misfortunes would have been as nothing to me in comparison. Don't say any more, please. Perhaps she will feel some remorse when she hears I am dead."
"We will let it drop now then, Daisy," assented Frank. "But I have had no more thought of Rosaline than of the man in the moon."
"Will you go away now, please, and send the nurse in?"
"What on earth is to be done?" thought Frank, doing as he was ordered. "With this wretched fancy hanging over her, she may never get well; never. Mental worry in these critical cases sometimes means death."
"How is she now?" asked Edina, meeting him on the stairs.
"Just the same."

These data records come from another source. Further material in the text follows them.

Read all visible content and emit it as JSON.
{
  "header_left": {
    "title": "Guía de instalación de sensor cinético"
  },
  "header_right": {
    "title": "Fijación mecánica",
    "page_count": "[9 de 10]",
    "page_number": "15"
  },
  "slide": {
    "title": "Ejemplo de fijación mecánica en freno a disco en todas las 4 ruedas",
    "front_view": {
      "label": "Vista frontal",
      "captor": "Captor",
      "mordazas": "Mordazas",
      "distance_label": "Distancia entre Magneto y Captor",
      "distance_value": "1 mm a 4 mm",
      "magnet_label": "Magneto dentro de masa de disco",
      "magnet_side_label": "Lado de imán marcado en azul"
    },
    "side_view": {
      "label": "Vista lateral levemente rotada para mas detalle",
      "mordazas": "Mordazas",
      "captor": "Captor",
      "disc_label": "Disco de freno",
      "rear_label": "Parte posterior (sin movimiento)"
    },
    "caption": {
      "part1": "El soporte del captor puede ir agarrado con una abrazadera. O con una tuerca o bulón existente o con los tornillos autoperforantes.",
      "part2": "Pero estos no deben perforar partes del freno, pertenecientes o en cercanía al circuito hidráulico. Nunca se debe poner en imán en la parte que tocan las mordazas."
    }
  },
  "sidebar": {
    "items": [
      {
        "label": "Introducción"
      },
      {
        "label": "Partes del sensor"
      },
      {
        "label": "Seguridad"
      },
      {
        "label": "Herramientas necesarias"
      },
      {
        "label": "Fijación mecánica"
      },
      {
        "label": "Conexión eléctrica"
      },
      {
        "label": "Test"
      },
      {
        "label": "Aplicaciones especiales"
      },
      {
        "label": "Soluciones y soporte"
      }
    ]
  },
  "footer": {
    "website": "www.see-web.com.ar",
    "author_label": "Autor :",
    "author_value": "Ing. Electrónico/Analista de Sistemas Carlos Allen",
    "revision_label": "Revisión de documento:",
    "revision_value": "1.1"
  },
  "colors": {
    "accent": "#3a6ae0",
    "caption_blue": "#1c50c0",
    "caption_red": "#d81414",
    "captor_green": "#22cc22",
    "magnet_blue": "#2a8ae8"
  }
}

"She seems so unhappy in mind, Frank," whispered Edina. "Do you know anything about it?"
"She is low and weak at present, you see," answered